(Beginning of Extracted information)

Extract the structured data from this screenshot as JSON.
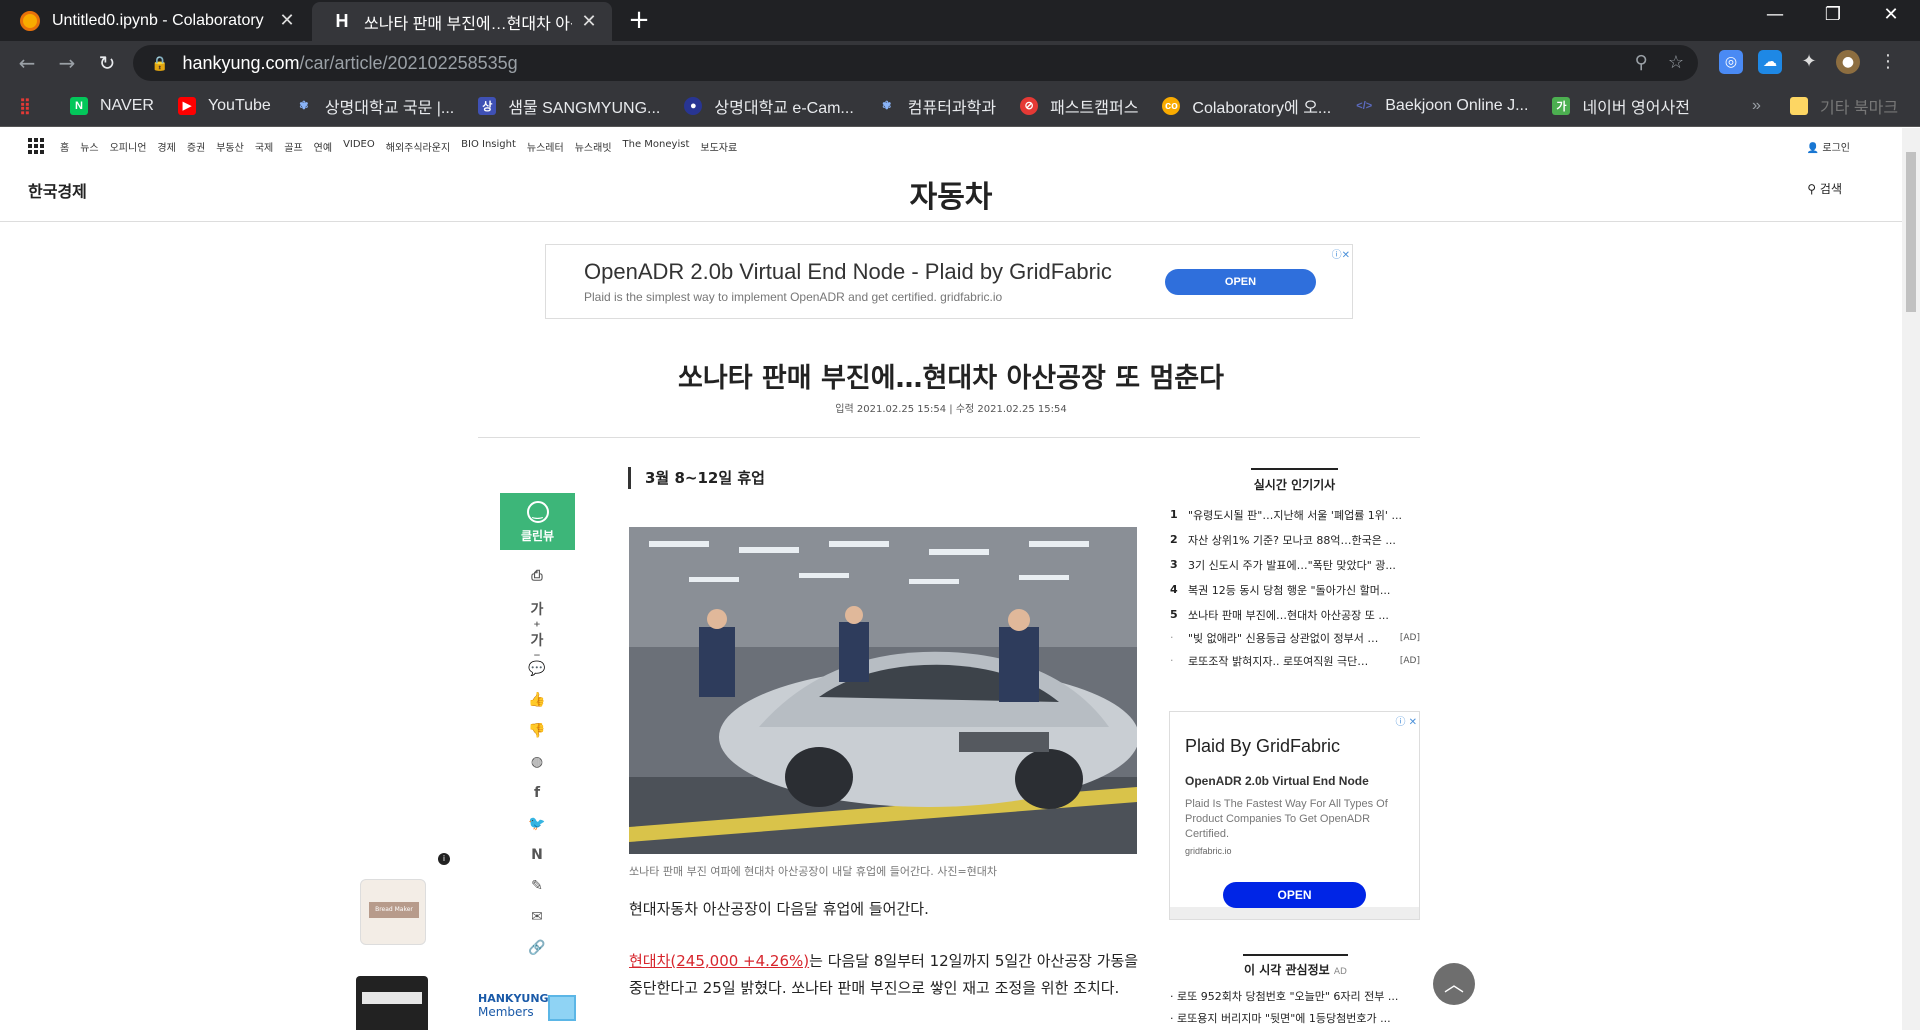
{
  "browser": {
    "tabs": [
      {
        "title": "Untitled0.ipynb - Colaboratory",
        "close": "✕"
      },
      {
        "title": "쏘나타 판매 부진에…현대차 아산공",
        "close": "✕"
      }
    ],
    "new_tab": "+",
    "window": {
      "minimize": "—",
      "maximize": "❐",
      "close": "✕"
    },
    "url": {
      "host": "hankyung.com",
      "path": "/car/article/202102258535g"
    },
    "bookmarks": [
      {
        "label": "",
        "icon": "apps-icon",
        "color": "#e53935"
      },
      {
        "label": "NAVER",
        "icon": "naver-icon",
        "color": "#03c75a"
      },
      {
        "label": "YouTube",
        "icon": "youtube-icon",
        "color": "#ff0000"
      },
      {
        "label": "상명대학교 국문 |...",
        "icon": "smu-icon",
        "color": "#8ab4f8"
      },
      {
        "label": "샘물 SANGMYUNG...",
        "icon": "smu-icon",
        "color": "#3f51b5"
      },
      {
        "label": "상명대학교 e-Cam...",
        "icon": "globe-icon",
        "color": "#3949ab"
      },
      {
        "label": "컴퓨터과학과",
        "icon": "smu-icon",
        "color": "#8ab4f8"
      },
      {
        "label": "패스트캠퍼스",
        "icon": "fastcampus-icon",
        "color": "#e53935"
      },
      {
        "label": "Colaboratory에 오...",
        "icon": "colab-icon",
        "color": "#f9ab00"
      },
      {
        "label": "Baekjoon Online J...",
        "icon": "code-icon",
        "color": "#5c6bc0"
      },
      {
        "label": "네이버 영어사전",
        "icon": "dict-icon",
        "color": "#4caf50"
      }
    ],
    "more_bookmarks": "»",
    "other_bookmarks": "기타 북마크"
  },
  "site": {
    "gnb": [
      "홈",
      "뉴스",
      "오피니언",
      "경제",
      "증권",
      "부동산",
      "국제",
      "골프",
      "연예",
      "VIDEO",
      "해외주식라운지",
      "BIO Insight",
      "뉴스레터",
      "뉴스래빗",
      "The Moneyist",
      "보도자료"
    ],
    "login": "로그인",
    "logo": "한국경제",
    "section": "자동차",
    "search": "검색"
  },
  "ad_top": {
    "headline": "OpenADR 2.0b Virtual End Node - Plaid by GridFabric",
    "sub": "Plaid is the simplest way to implement OpenADR and get certified. gridfabric.io",
    "button": "OPEN"
  },
  "article": {
    "title": "쏘나타 판매 부진에…현대차 아산공장 또 멈춘다",
    "dates": "입력 2021.02.25 15:54 | 수정 2021.02.25 15:54",
    "subhead": "3월 8~12일 휴업",
    "caption": "쏘나타 판매 부진 여파에 현대차 아산공장이 내달 휴업에 들어간다. 사진=현대차",
    "p1": "현대자동차 아산공장이 다음달 휴업에 들어간다.",
    "p2_stock": "현대차(245,000 +4.26%)",
    "p2_rest": "는 다음달 8일부터 12일까지 5일간 아산공장 가동을 중단한다고 25일 밝혔다. 쏘나타 판매 부진으로 쌓인 재고 조정을 위한 조치다."
  },
  "tools": {
    "cleanview": "클린뷰",
    "icons": [
      "print-icon",
      "font-larger-icon",
      "font-smaller-icon",
      "comment-icon",
      "like-icon",
      "dislike-icon",
      "kakaotalk-icon",
      "facebook-icon",
      "twitter-icon",
      "naver-share-icon",
      "link-clip-icon",
      "email-icon",
      "url-link-icon"
    ]
  },
  "popular": {
    "title": "실시간 인기기사",
    "items": [
      {
        "n": "1",
        "t": "\"유령도시될 판\"…지난해 서울 '폐업률 1위' ..."
      },
      {
        "n": "2",
        "t": "자산 상위1% 기준? 모나코 88억…한국은 ..."
      },
      {
        "n": "3",
        "t": "3기 신도시 주가 발표에…\"폭탄 맞았다\" 광..."
      },
      {
        "n": "4",
        "t": "복권 12등 동시 당첨 행운 \"돌아가신 할머..."
      },
      {
        "n": "5",
        "t": "쏘나타 판매 부진에…현대차 아산공장 또 ..."
      }
    ],
    "ads": [
      {
        "n": "·",
        "t": "\"빚 없애라\" 신용등급 상관없이 정부서 …",
        "tag": "[AD]"
      },
      {
        "n": "·",
        "t": "로또조작 밝혀지자.. 로또여직원 극단…",
        "tag": "[AD]"
      }
    ]
  },
  "ad_side": {
    "headline": "Plaid By GridFabric",
    "title": "OpenADR 2.0b Virtual End Node",
    "desc": "Plaid Is The Fastest Way For All Types Of Product Companies To Get OpenADR Certified.",
    "domain": "gridfabric.io",
    "button": "OPEN"
  },
  "interest": {
    "title": "이 시각 관심정보",
    "ad": "AD",
    "items": [
      "· 로또 952회차 당첨번호 \"오늘만\" 6자리 전부 ...",
      "· 로또용지 버리지마 \"뒷면\"에 1등당첨번호가 ..."
    ]
  },
  "members": {
    "line1": "HANKYUNG",
    "line2": "Members"
  },
  "left_ad": {
    "label": "Bread Maker"
  },
  "to_top": "︿"
}
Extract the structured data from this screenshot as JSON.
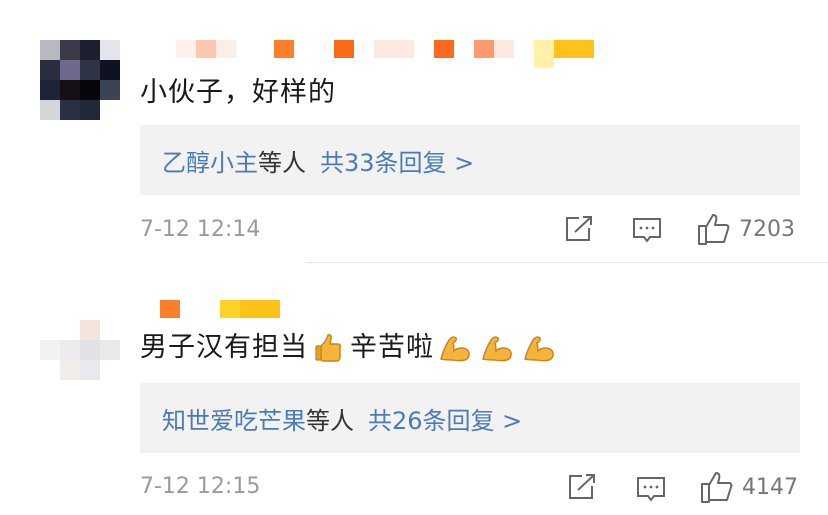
{
  "comments": [
    {
      "text": "小伙子，好样的",
      "reply_names": "乙醇小主",
      "reply_suffix": "等人",
      "reply_count": "共33条回复 >",
      "time": "7-12 12:14",
      "likes": "7203"
    },
    {
      "text_main": "男子汉有担当",
      "text_after": "辛苦啦",
      "reply_names": "知世爱吃芒果",
      "reply_suffix": "等人",
      "reply_count": "共26条回复 >",
      "time": "7-12 12:15",
      "likes": "4147"
    }
  ],
  "icons": [
    "share-icon",
    "comment-icon",
    "like-thumb-icon",
    "thumbs-up-emoji-icon",
    "flexed-biceps-emoji-icon"
  ],
  "colors": {
    "reply_link": "#4a7bb6",
    "reply_bg": "#f2f2f2",
    "meta_text": "#9a9a9a"
  }
}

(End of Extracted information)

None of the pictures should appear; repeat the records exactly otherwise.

• **Reply to the task**:
Extract the structured data from this screenshot as JSON.
{
  "browser": {
    "tabs": [
      {
        "title": "Untitled0.ipynb - Colaboratory",
        "close": "✕"
      },
      {
        "title": "쏘나타 판매 부진에…현대차 아산공",
        "close": "✕"
      }
    ],
    "new_tab": "+",
    "window": {
      "minimize": "—",
      "maximize": "❐",
      "close": "✕"
    },
    "url": {
      "host": "hankyung.com",
      "path": "/car/article/202102258535g"
    },
    "bookmarks": [
      {
        "label": "",
        "icon": "apps-icon",
        "color": "#e53935"
      },
      {
        "label": "NAVER",
        "icon": "naver-icon",
        "color": "#03c75a"
      },
      {
        "label": "YouTube",
        "icon": "youtube-icon",
        "color": "#ff0000"
      },
      {
        "label": "상명대학교 국문 |...",
        "icon": "smu-icon",
        "color": "#8ab4f8"
      },
      {
        "label": "샘물 SANGMYUNG...",
        "icon": "smu-icon",
        "color": "#3f51b5"
      },
      {
        "label": "상명대학교 e-Cam...",
        "icon": "globe-icon",
        "color": "#3949ab"
      },
      {
        "label": "컴퓨터과학과",
        "icon": "smu-icon",
        "color": "#8ab4f8"
      },
      {
        "label": "패스트캠퍼스",
        "icon": "fastcampus-icon",
        "color": "#e53935"
      },
      {
        "label": "Colaboratory에 오...",
        "icon": "colab-icon",
        "color": "#f9ab00"
      },
      {
        "label": "Baekjoon Online J...",
        "icon": "code-icon",
        "color": "#5c6bc0"
      },
      {
        "label": "네이버 영어사전",
        "icon": "dict-icon",
        "color": "#4caf50"
      }
    ],
    "more_bookmarks": "»",
    "other_bookmarks": "기타 북마크"
  },
  "site": {
    "gnb": [
      "홈",
      "뉴스",
      "오피니언",
      "경제",
      "증권",
      "부동산",
      "국제",
      "골프",
      "연예",
      "VIDEO",
      "해외주식라운지",
      "BIO Insight",
      "뉴스레터",
      "뉴스래빗",
      "The Moneyist",
      "보도자료"
    ],
    "login": "로그인",
    "logo": "한국경제",
    "section": "자동차",
    "search": "검색"
  },
  "ad_top": {
    "headline": "OpenADR 2.0b Virtual End Node - Plaid by GridFabric",
    "sub": "Plaid is the simplest way to implement OpenADR and get certified. gridfabric.io",
    "button": "OPEN"
  },
  "article": {
    "title": "쏘나타 판매 부진에…현대차 아산공장 또 멈춘다",
    "dates": "입력 2021.02.25 15:54 | 수정 2021.02.25 15:54",
    "subhead": "3월 8~12일 휴업",
    "caption": "쏘나타 판매 부진 여파에 현대차 아산공장이 내달 휴업에 들어간다. 사진=현대차",
    "p1": "현대자동차 아산공장이 다음달 휴업에 들어간다.",
    "p2_stock": "현대차(245,000 +4.26%)",
    "p2_rest": "는 다음달 8일부터 12일까지 5일간 아산공장 가동을 중단한다고 25일 밝혔다. 쏘나타 판매 부진으로 쌓인 재고 조정을 위한 조치다."
  },
  "tools": {
    "cleanview": "클린뷰",
    "icons": [
      "print-icon",
      "font-larger-icon",
      "font-smaller-icon",
      "comment-icon",
      "like-icon",
      "dislike-icon",
      "kakaotalk-icon",
      "facebook-icon",
      "twitter-icon",
      "naver-share-icon",
      "link-clip-icon",
      "email-icon",
      "url-link-icon"
    ]
  },
  "popular": {
    "title": "실시간 인기기사",
    "items": [
      {
        "n": "1",
        "t": "\"유령도시될 판\"…지난해 서울 '폐업률 1위' ..."
      },
      {
        "n": "2",
        "t": "자산 상위1% 기준? 모나코 88억…한국은 ..."
      },
      {
        "n": "3",
        "t": "3기 신도시 주가 발표에…\"폭탄 맞았다\" 광..."
      },
      {
        "n": "4",
        "t": "복권 12등 동시 당첨 행운 \"돌아가신 할머..."
      },
      {
        "n": "5",
        "t": "쏘나타 판매 부진에…현대차 아산공장 또 ..."
      }
    ],
    "ads": [
      {
        "n": "·",
        "t": "\"빚 없애라\" 신용등급 상관없이 정부서 …",
        "tag": "[AD]"
      },
      {
        "n": "·",
        "t": "로또조작 밝혀지자.. 로또여직원 극단…",
        "tag": "[AD]"
      }
    ]
  },
  "ad_side": {
    "headline": "Plaid By GridFabric",
    "title": "OpenADR 2.0b Virtual End Node",
    "desc": "Plaid Is The Fastest Way For All Types Of Product Companies To Get OpenADR Certified.",
    "domain": "gridfabric.io",
    "button": "OPEN"
  },
  "interest": {
    "title": "이 시각 관심정보",
    "ad": "AD",
    "items": [
      "· 로또 952회차 당첨번호 \"오늘만\" 6자리 전부 ...",
      "· 로또용지 버리지마 \"뒷면\"에 1등당첨번호가 ..."
    ]
  },
  "members": {
    "line1": "HANKYUNG",
    "line2": "Members"
  },
  "left_ad": {
    "label": "Bread Maker"
  },
  "to_top": "︿"
}
Extract the structured data from this screenshot as JSON.
{
  "comments": [
    {
      "text": "小伙子，好样的",
      "reply_names": "乙醇小主",
      "reply_suffix": "等人",
      "reply_count": "共33条回复 >",
      "time": "7-12 12:14",
      "likes": "7203"
    },
    {
      "text_main": "男子汉有担当",
      "text_after": "辛苦啦",
      "reply_names": "知世爱吃芒果",
      "reply_suffix": "等人",
      "reply_count": "共26条回复 >",
      "time": "7-12 12:15",
      "likes": "4147"
    }
  ],
  "icons": [
    "share-icon",
    "comment-icon",
    "like-thumb-icon",
    "thumbs-up-emoji-icon",
    "flexed-biceps-emoji-icon"
  ],
  "colors": {
    "reply_link": "#4a7bb6",
    "reply_bg": "#f2f2f2",
    "meta_text": "#9a9a9a"
  }
}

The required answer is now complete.